Systematic attempts to treat pain have been closely aligned with how pain is conceptualized and evaluated. Traditionally, the focus in medicine (and dentistry) has been on the cause of the reported pain, with the assumption that there is a physical basis for the pain. Once it is identified, the source can be blocked by medical or operative intervention. In the absence of a physical basis, the situation was once labeled as "psychogenic pain." Today, it is widely accepted that such a dichotomous view of the pain experience is incomplete and inadequate. There is no question that physical factors contribute to pain symptoms or that psychological factors play a role in the pain reporting of patients.
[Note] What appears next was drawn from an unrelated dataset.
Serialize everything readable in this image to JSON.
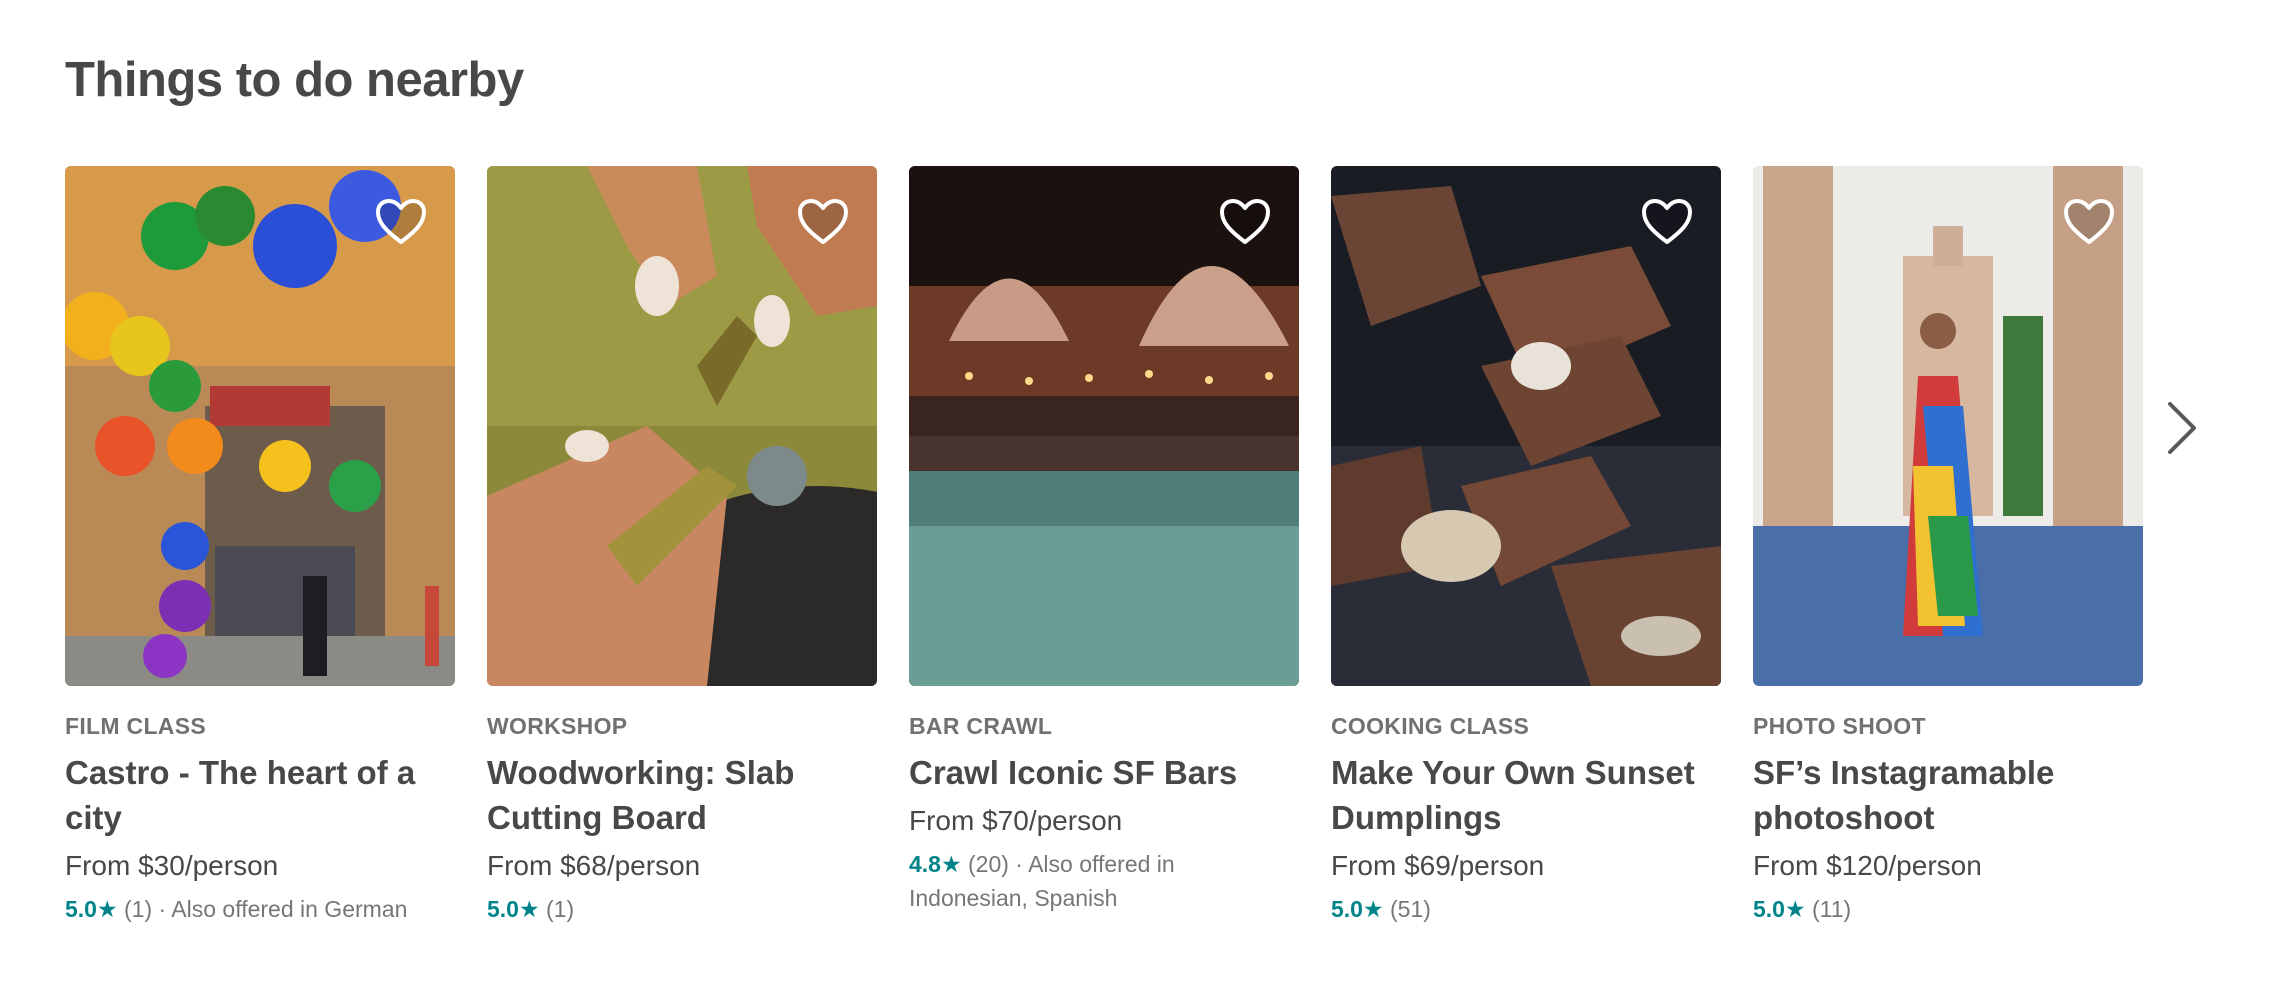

Similarly, the traditional approach, which brings in many cases to disregard clinical pain as originating due to "psychological" factors, must be strongly rejected.
|Number of pages||4|
|State||Published - Jul 2003|